Years before I came to Alcoholics Anonymous I was aware that there was something dreadfully wrong with me but not one person ever suggested that I might be an alcoholic or that I should try A.A. Perhaps that was due to the denial of the people around me that drank like I did.
Suggesting that I had a problem with alcohol would mean outing themselves and others. Looking back on it now, I feel fortunate that I survived those last few years of failed attempts at life and when I ran out of options I came to A.A. sincerely looking for answers. The denial within me was gone.
My mind was open and for the first time in my life I was desperate and I was listening. At my first A.A. meeting I was moved by what I heard. It was different than anything I had experienced before. The people were being honest and candid about things that only brought shame and guilt to me in the past. I felt safe for the first time in my life and could discuss those things openly, that had been taboo up until then. Prior to that, everything in my life was a façade.
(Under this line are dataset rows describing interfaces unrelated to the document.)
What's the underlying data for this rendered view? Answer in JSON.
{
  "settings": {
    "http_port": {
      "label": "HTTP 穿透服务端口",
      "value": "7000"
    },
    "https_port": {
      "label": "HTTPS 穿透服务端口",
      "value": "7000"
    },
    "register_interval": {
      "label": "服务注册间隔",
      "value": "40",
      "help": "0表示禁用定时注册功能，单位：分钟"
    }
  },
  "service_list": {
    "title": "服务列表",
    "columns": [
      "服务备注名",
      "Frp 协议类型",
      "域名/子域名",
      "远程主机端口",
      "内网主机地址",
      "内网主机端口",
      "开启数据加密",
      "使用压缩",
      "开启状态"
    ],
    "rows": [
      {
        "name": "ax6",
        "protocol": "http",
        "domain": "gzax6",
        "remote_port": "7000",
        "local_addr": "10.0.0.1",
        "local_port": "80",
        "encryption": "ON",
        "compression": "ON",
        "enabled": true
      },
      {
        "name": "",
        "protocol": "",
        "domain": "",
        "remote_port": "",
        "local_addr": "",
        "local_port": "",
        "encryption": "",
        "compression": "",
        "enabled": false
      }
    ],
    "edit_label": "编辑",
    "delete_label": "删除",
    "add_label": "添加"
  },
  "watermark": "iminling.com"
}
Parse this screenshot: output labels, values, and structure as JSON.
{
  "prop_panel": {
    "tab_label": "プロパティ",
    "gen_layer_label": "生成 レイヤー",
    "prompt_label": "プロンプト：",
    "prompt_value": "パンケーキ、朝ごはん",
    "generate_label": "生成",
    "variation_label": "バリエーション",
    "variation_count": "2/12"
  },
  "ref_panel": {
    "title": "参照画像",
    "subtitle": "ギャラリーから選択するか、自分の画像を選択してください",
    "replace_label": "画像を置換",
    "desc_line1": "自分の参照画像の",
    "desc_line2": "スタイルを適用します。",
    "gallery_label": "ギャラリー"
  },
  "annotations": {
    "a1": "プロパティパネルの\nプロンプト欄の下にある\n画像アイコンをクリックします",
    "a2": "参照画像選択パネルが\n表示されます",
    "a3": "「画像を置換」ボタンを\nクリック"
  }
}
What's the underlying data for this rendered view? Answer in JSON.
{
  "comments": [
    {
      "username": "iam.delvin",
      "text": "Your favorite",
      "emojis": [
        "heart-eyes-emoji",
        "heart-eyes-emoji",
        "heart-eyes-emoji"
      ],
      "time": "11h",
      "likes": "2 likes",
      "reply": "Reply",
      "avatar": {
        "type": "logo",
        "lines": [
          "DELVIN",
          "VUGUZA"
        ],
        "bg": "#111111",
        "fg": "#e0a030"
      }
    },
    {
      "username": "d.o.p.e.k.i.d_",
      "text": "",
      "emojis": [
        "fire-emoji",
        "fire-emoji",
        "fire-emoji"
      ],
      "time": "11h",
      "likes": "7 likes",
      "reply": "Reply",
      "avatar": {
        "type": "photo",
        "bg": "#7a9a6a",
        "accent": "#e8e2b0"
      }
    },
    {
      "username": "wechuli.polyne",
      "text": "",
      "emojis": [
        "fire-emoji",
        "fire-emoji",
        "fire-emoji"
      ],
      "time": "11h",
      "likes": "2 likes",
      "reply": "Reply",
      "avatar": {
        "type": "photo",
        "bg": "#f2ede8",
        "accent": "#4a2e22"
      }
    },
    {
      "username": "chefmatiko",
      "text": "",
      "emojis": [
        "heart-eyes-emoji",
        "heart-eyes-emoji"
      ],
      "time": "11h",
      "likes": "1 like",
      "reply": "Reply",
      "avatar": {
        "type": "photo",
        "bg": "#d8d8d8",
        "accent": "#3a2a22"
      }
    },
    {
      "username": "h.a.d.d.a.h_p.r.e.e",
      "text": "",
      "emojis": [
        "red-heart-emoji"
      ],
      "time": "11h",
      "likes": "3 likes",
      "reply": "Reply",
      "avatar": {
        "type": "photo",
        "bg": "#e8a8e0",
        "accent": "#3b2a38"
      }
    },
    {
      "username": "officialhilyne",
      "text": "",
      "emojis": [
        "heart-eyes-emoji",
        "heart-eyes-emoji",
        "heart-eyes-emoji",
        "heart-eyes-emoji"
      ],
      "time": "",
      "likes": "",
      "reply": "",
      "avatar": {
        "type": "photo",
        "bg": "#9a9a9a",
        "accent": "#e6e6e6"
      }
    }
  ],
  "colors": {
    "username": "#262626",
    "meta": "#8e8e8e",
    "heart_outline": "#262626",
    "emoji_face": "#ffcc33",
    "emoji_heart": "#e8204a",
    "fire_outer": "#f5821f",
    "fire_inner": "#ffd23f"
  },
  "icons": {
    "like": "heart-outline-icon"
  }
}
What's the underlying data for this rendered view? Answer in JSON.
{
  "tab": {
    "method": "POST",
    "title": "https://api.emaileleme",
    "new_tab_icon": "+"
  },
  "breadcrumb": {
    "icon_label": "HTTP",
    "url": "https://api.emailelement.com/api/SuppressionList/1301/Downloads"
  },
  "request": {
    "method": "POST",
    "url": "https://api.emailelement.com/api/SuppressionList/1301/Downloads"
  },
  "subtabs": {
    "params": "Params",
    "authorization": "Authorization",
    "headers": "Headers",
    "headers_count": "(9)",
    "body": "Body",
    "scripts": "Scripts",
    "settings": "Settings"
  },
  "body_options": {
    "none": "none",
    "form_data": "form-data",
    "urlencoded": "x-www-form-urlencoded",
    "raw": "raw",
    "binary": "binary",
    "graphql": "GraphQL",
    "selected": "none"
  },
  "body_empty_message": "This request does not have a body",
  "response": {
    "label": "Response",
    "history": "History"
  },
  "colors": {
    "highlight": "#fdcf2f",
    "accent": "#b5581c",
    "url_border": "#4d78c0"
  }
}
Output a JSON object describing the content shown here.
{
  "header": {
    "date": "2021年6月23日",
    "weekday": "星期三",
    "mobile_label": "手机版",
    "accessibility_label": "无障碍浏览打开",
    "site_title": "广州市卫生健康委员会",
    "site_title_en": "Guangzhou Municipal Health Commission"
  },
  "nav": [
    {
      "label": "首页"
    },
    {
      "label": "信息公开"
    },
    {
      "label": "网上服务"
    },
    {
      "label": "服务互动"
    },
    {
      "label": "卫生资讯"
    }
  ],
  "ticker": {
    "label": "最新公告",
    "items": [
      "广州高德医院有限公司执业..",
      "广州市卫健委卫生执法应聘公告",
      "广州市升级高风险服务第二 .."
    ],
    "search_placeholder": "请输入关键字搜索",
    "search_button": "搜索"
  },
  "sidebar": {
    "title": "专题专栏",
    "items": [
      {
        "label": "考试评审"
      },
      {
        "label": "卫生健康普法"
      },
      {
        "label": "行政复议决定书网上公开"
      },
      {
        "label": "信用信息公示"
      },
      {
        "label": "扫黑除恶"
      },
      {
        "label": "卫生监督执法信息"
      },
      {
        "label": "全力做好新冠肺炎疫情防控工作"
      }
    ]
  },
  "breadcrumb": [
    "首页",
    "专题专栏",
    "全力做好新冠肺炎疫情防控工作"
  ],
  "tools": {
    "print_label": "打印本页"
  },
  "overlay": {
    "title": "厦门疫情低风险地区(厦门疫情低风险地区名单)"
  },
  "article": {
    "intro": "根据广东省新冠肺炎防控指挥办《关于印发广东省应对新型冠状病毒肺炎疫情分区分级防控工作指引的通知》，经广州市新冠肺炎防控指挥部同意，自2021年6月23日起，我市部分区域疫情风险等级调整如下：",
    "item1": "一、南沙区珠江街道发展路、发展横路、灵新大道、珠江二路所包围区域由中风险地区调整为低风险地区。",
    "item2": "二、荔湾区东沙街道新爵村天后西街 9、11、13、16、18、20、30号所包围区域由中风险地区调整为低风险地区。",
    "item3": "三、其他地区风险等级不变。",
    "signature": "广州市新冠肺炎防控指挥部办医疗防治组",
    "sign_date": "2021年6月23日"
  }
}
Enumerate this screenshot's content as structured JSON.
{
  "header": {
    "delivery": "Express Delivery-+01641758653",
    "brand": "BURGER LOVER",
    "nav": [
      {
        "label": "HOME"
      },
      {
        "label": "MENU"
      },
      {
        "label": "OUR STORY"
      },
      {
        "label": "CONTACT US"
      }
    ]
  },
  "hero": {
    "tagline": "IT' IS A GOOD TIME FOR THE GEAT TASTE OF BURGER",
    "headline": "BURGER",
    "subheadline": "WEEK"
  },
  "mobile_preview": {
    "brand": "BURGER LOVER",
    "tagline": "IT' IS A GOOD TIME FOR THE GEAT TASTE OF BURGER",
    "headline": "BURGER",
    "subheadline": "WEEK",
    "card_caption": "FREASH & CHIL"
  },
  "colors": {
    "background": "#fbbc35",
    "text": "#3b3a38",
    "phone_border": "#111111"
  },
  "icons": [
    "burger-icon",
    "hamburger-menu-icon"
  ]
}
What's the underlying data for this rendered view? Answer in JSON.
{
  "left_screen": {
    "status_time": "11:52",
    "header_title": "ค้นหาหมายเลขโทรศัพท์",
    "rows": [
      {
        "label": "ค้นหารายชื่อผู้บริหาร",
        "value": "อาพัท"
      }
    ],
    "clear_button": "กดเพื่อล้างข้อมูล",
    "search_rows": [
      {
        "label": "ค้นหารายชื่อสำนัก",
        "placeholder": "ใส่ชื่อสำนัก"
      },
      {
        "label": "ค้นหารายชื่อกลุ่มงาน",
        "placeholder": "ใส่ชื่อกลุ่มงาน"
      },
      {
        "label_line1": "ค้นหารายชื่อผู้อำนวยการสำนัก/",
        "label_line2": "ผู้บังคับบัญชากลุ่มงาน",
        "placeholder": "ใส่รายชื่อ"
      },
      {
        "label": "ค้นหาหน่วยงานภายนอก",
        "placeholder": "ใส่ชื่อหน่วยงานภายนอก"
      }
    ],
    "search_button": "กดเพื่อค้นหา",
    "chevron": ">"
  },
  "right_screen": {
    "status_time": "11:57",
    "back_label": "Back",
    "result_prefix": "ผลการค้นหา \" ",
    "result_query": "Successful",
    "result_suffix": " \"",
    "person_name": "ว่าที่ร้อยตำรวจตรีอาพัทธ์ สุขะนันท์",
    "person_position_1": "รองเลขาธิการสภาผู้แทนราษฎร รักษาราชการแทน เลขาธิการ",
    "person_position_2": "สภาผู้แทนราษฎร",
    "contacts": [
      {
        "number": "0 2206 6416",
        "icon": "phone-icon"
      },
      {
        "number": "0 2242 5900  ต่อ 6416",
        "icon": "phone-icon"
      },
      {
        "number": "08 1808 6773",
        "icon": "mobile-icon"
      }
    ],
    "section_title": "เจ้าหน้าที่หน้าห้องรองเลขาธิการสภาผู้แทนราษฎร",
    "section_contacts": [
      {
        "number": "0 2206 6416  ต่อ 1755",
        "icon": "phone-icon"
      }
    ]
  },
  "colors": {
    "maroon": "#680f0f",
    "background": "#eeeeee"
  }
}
At that moment on October 15, 1969, my perception of the world had changed and I have not wanted a drink since. Call it a Spiritual Awakening if you like, and it was for me, but it came in the form of a Profound Change in Perception. In appendices 2, in the Big Book, it describes a man who had “undergone a profound alteration in his reaction to life.” I began to question all of the decisions I had made in the past, and how the residue of those decisions had tarnished and eroded any chance of a successful, happy life.
I became aware that the values system that I had learned as a child, at church and at the Boy Scout meetings, etc. was lost in the dust, and was replaced with guilt and shame. I was in trouble when I violated my own value system. I now realize that, I wasn’t a bad kid but I was a kid that wasn’t strong enough to do the things I knew to be right. The more I broke the rules, the easier it became and moral standards were meaningless.
Soon drinking was the only thing that eased my conscience. When that quit working for me, I found myself at the door of Alcoholics Anonymous. Once I had that change of perception I knew what to do. It may be as simple as “trying to stop doing the things that I regret” but the key to it all is “Being honest with myself”, and never going back to my old way of thinking.
I said that I was fortunate to have survived those last few years of drinking and that I came to A.A. looking for answers. Being desperate enough to ask for help was the most important part of that experience. I don’t believe that anyone could have convinced me to stop drinking against my will. I may have stayed dry long enough to get the heat off, but I doubt that I would have sincerely surrendered to the degree necessary to have that change of perception and therefore no spiritual awakening.
Getting off in the right direction from the start was very important to any success I’ve had in A.A. I know that I only live once and I don’t want to waste one moment of the precious life God gave me.
Today, as I continue to practice the all of the things I’ve learned in A.A. it has resulted in a peace of mind that was unimaginable when I first walked through the doors of Alcoholics Anonymous and, for that, I am extremely grateful.
By Rick R.